┌─ EXTRACTED RECORDS

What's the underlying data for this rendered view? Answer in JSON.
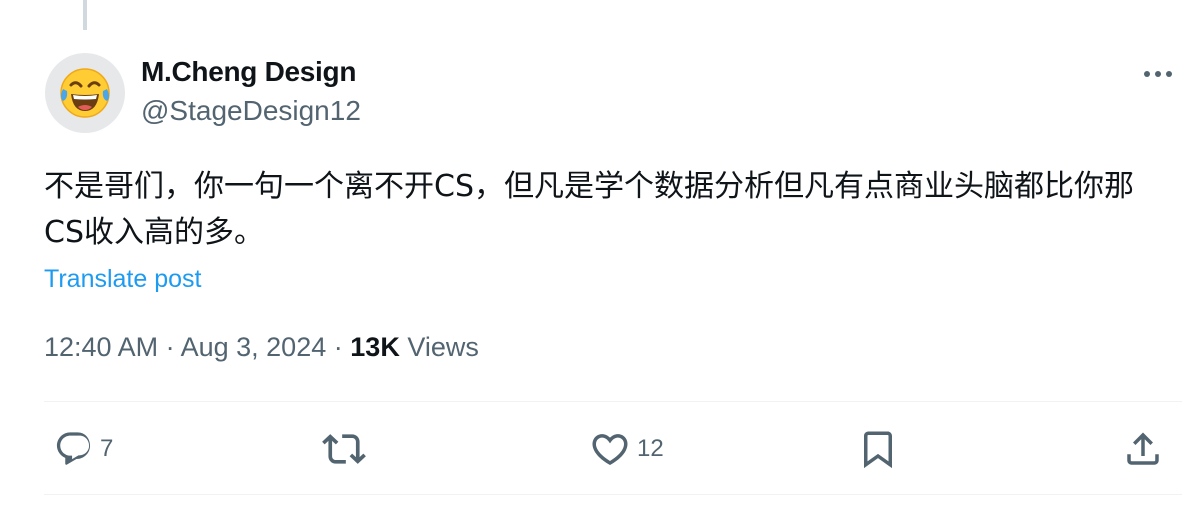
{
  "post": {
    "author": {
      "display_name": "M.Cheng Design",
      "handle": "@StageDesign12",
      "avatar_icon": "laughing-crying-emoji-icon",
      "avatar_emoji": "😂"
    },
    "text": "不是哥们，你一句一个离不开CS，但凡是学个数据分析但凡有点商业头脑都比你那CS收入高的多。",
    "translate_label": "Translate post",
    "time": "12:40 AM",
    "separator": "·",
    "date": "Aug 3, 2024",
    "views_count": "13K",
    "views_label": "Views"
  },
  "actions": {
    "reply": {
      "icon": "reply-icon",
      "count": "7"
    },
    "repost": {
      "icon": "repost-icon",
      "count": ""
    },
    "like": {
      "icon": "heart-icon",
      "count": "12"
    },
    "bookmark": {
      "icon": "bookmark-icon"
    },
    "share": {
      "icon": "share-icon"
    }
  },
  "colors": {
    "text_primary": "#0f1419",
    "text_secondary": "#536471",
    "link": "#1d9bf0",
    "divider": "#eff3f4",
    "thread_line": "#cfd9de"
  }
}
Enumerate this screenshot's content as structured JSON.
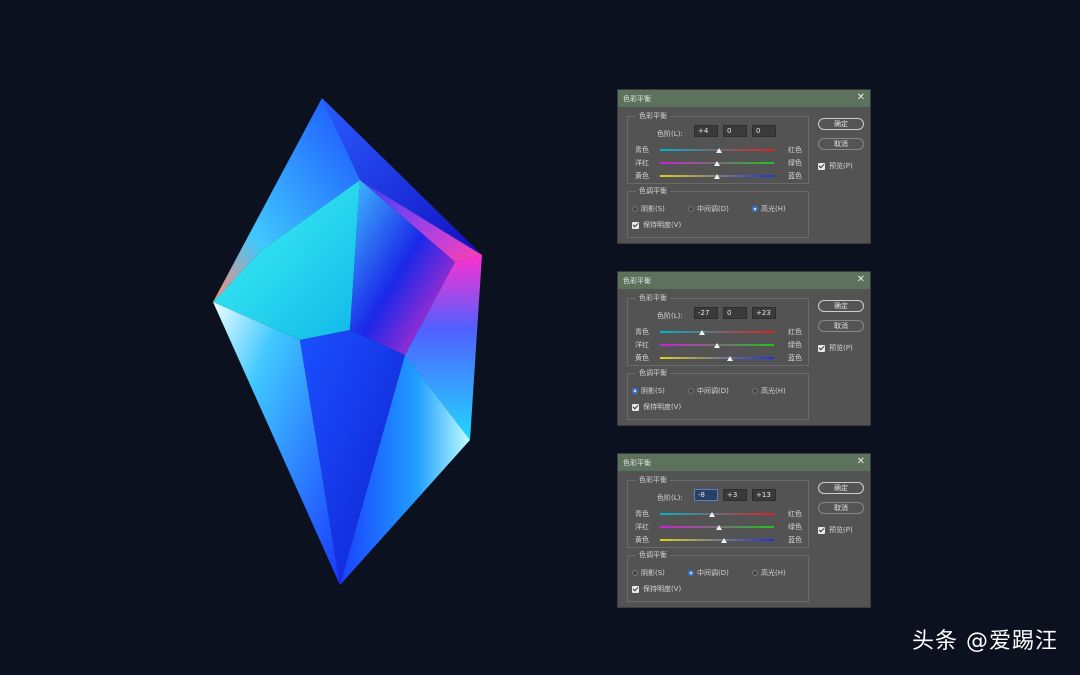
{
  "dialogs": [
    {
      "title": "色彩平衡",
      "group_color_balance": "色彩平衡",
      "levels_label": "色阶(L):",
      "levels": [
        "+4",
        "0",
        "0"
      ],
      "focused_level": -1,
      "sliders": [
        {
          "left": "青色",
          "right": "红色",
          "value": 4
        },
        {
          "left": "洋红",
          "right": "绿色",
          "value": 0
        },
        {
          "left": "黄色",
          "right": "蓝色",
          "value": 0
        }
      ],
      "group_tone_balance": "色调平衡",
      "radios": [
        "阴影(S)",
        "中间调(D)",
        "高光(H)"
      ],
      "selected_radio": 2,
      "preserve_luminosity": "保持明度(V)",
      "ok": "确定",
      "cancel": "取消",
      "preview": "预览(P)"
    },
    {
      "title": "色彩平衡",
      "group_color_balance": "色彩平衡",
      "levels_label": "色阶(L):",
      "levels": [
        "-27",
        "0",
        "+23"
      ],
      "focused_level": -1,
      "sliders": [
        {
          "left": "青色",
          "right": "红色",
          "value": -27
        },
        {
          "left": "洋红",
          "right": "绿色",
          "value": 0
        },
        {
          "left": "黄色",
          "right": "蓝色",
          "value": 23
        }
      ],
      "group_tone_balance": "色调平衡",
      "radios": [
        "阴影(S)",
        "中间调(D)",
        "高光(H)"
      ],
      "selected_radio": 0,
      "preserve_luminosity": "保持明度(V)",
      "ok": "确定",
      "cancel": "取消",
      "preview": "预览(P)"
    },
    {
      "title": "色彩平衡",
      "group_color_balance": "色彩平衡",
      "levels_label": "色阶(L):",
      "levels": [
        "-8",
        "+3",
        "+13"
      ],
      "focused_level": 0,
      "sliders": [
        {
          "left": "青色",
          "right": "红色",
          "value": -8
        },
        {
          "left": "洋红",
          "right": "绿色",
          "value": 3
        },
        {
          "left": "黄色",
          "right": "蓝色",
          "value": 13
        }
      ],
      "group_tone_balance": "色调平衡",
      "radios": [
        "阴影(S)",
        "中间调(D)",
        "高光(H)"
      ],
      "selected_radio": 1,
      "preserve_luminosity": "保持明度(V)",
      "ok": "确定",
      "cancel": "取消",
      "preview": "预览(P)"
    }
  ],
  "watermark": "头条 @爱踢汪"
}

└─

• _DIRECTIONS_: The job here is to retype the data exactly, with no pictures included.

• _TASK ANSWER_:
What's the underlying data for this rendered view? Answer in JSON.
{
  "post": {
    "author": {
      "display_name": "M.Cheng Design",
      "handle": "@StageDesign12",
      "avatar_icon": "laughing-crying-emoji-icon",
      "avatar_emoji": "😂"
    },
    "text": "不是哥们，你一句一个离不开CS，但凡是学个数据分析但凡有点商业头脑都比你那CS收入高的多。",
    "translate_label": "Translate post",
    "time": "12:40 AM",
    "separator": "·",
    "date": "Aug 3, 2024",
    "views_count": "13K",
    "views_label": "Views"
  },
  "actions": {
    "reply": {
      "icon": "reply-icon",
      "count": "7"
    },
    "repost": {
      "icon": "repost-icon",
      "count": ""
    },
    "like": {
      "icon": "heart-icon",
      "count": "12"
    },
    "bookmark": {
      "icon": "bookmark-icon"
    },
    "share": {
      "icon": "share-icon"
    }
  },
  "colors": {
    "text_primary": "#0f1419",
    "text_secondary": "#536471",
    "link": "#1d9bf0",
    "divider": "#eff3f4",
    "thread_line": "#cfd9de"
  }
}
Enumerate this screenshot's content as structured JSON.
{
  "dialogs": [
    {
      "title": "色彩平衡",
      "group_color_balance": "色彩平衡",
      "levels_label": "色阶(L):",
      "levels": [
        "+4",
        "0",
        "0"
      ],
      "focused_level": -1,
      "sliders": [
        {
          "left": "青色",
          "right": "红色",
          "value": 4
        },
        {
          "left": "洋红",
          "right": "绿色",
          "value": 0
        },
        {
          "left": "黄色",
          "right": "蓝色",
          "value": 0
        }
      ],
      "group_tone_balance": "色调平衡",
      "radios": [
        "阴影(S)",
        "中间调(D)",
        "高光(H)"
      ],
      "selected_radio": 2,
      "preserve_luminosity": "保持明度(V)",
      "ok": "确定",
      "cancel": "取消",
      "preview": "预览(P)"
    },
    {
      "title": "色彩平衡",
      "group_color_balance": "色彩平衡",
      "levels_label": "色阶(L):",
      "levels": [
        "-27",
        "0",
        "+23"
      ],
      "focused_level": -1,
      "sliders": [
        {
          "left": "青色",
          "right": "红色",
          "value": -27
        },
        {
          "left": "洋红",
          "right": "绿色",
          "value": 0
        },
        {
          "left": "黄色",
          "right": "蓝色",
          "value": 23
        }
      ],
      "group_tone_balance": "色调平衡",
      "radios": [
        "阴影(S)",
        "中间调(D)",
        "高光(H)"
      ],
      "selected_radio": 0,
      "preserve_luminosity": "保持明度(V)",
      "ok": "确定",
      "cancel": "取消",
      "preview": "预览(P)"
    },
    {
      "title": "色彩平衡",
      "group_color_balance": "色彩平衡",
      "levels_label": "色阶(L):",
      "levels": [
        "-8",
        "+3",
        "+13"
      ],
      "focused_level": 0,
      "sliders": [
        {
          "left": "青色",
          "right": "红色",
          "value": -8
        },
        {
          "left": "洋红",
          "right": "绿色",
          "value": 3
        },
        {
          "left": "黄色",
          "right": "蓝色",
          "value": 13
        }
      ],
      "group_tone_balance": "色调平衡",
      "radios": [
        "阴影(S)",
        "中间调(D)",
        "高光(H)"
      ],
      "selected_radio": 1,
      "preserve_luminosity": "保持明度(V)",
      "ok": "确定",
      "cancel": "取消",
      "preview": "预览(P)"
    }
  ],
  "watermark": "头条 @爱踢汪"
}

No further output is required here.